It is still vital to tackle climate change – despite the “disappointing” Earth Summit inRio, Environment Minister Stewart Stevenson told MSPs.
The SNP minister was inBrazilfor the Rio+20 conference, representingScotlandalongside more than 190 nations as they discussed how to tackle issues including sustainable development and protecting the environment from further damage.
More than 45,000 people were at the conference and nations signed off a document, ‘The Future We Want’, which has set out wide-ranging green plans. But the plan has faced criticism from environmentalists and anti-poverty campaigners for not being detailed and ambitious enough to tackle the big challenges.
Stevenson gave a statement to Holyrood updating MSPs on theRio+20 conference.
He said the event was “immensely valuable” for the government to have been participating and spoke in Rio about the Scottish Government’s Climate Justice Fund, which aims to help developing countries which are suffering the effects of climate change caused by industrial nations like Scotland.
Although he said there had been support forScotland’s commitment to addressing climate change he agreed that the text of the agreement drawn up by nations was “timid”.
He said: “It is fair to say that I was deeply disappointed that there was not more agreement on a more ambitious programme. Nevertheless we are still determined to engage with partners and there will still be a process in the coming weeks of analysing and thinking beyond the text.
“Others have described the agreement as “timid” and I have to say that I agree. It does build on the Durban accord which is to lead a legally binding agreement by 2015. It takes us forward to discussing timetable and resources to deliver sustainability but not as far as I would have liked and currently provides no certainty that either will be delivered.”

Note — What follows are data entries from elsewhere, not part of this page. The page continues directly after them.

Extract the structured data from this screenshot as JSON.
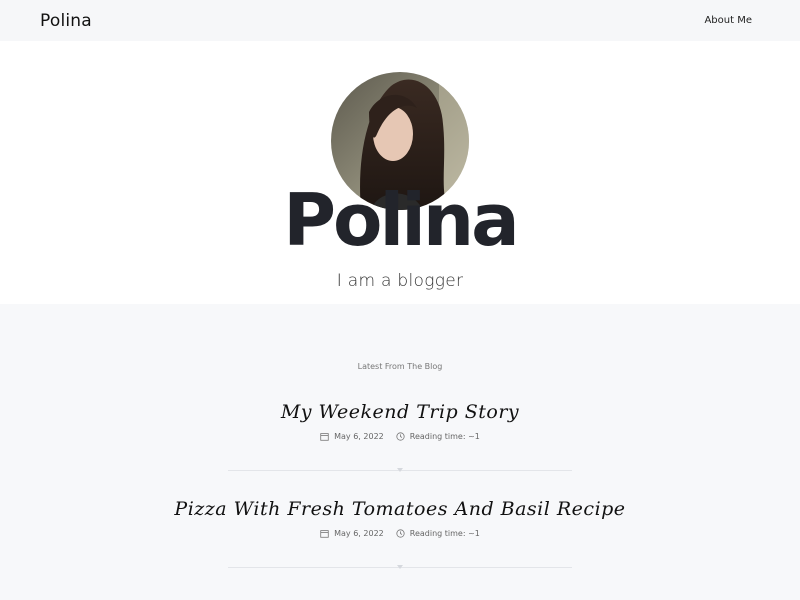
{
  "header": {
    "brand": "Polina",
    "nav_items": [
      {
        "label": "About Me"
      }
    ]
  },
  "hero": {
    "title": "Polina",
    "subtitle": "I am a blogger",
    "avatar_alt": "profile photo"
  },
  "blog": {
    "section_label": "Latest From The Blog",
    "posts": [
      {
        "title": "My Weekend Trip Story",
        "date": "May 6, 2022",
        "reading_time": "Reading time: ~1"
      },
      {
        "title": "Pizza With Fresh Tomatoes And Basil Recipe",
        "date": "May 6, 2022",
        "reading_time": "Reading time: ~1"
      }
    ]
  },
  "colors": {
    "page_bg": "#f7f8fa",
    "hero_bg": "#ffffff",
    "title_dark": "#22242b",
    "divider": "#e3e5e9"
  },
  "icons": [
    "calendar-icon",
    "clock-icon",
    "chevron-down-icon"
  ]
}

After being questioned by Green MSP Alison Johnstone on whether he would have signed the agreement if he had been sat at the top table, Stevenson added that there had been constructive discussion between senior representatives of nations after the agreement had been signed.